Ahead of his first exhibition in four years, we review the works of celebrated South Island painter, Neil Driver. From breath-taking landscapes spied through meticulously detailed interiors to captivating still life works featuring vessels, blooms and fruit, his works evoke serenity, calm, and presence with effortless grace.  This gifted artist brings life and beauty to the simplest objects, such as a collection of timeworn pots reflecting brilliance through its still-shining glaze, or a freshly picked plum resplendent in its delicate coating of white wax bloom.

Driver began his career in painting in 1973. Having spent his childhood in Dunedin, he moved to Central Otago in 1975 where he has remained, and it’s easy to understand why. With its magical light and awe-inspiring landscapes, it is from this land that Driver derives his inspiration. His and wife Christine’s heritage villa in Clyde overlooks the Clutha River, and the beautiful house serves both as a frame and backdrop within Driver’s works – featuring in some of his most recognisable paintings.

The purchase of a campervan in 2009 encouraged frequent trips to coastal locations further afield, providing the observant artist with an even more diverse geographical spring from which to draw inspiration. Northland’s east coast, and South Island’s Bull Creek, Moeraki, Brighton, and The Catlins, are just a few examples of places Driver has made his subject, inviting the viewer to gaze out at shores and sea views through light-filled windows and open doors. An element of surrealist influence sees Driver depict the sense of a place, rather than topographical representations, placing the scene outside windows and doors that do not actually exist in the location. It’s this artistic licence or allegorical freedom that emphasises a dream-like quality within the work, allowing us to be transported to a place that sits outside of time.

Through a balance of traditional and contemporary painting styles Driver sensitively guides the observer toward details that might otherwise be overlooked – the beauty to be found in the texture of a wooden crate, the beguiling light reserved only for its reflection on warm floorboards, or the intricate charm of rust lines working their way over enamelware clearly loved for generations. Each of his works carry an intense sense of human presence while the figure itself is absent from the scene.

Driver’s paintings exude a timeless quality, shadow and light punctuating the scene with a gentle and lasting stillness.

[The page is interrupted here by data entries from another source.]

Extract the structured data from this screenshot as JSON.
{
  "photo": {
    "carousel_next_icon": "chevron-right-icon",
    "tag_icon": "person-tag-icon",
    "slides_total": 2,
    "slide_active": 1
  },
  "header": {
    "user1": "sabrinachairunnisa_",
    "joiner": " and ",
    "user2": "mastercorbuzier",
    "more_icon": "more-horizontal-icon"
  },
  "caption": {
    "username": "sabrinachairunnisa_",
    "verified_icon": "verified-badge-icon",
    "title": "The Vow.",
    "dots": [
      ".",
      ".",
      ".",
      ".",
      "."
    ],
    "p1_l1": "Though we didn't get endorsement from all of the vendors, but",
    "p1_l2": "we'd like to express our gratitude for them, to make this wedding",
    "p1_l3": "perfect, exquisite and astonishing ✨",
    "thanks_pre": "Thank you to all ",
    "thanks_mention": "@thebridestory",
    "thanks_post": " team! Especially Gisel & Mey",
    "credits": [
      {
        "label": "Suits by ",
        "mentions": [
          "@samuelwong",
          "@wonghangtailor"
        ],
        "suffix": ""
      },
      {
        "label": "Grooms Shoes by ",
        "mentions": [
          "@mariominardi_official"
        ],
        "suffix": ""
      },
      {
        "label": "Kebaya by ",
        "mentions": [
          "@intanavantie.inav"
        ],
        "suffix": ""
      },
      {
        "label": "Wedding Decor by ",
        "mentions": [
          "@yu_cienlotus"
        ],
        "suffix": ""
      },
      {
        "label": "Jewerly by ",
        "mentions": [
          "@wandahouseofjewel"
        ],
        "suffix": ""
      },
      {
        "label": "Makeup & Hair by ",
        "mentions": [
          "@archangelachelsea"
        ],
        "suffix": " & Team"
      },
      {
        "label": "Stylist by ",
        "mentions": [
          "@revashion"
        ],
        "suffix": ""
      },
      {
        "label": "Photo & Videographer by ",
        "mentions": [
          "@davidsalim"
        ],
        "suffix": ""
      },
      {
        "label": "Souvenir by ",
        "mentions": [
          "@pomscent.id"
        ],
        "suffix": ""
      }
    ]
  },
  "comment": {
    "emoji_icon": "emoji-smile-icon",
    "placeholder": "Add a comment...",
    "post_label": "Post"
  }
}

His works are held in private collections worldwide and in public collections at the Hocken Library, Department of Foreign Affairs, Bank of New Zealand and State Services Commission.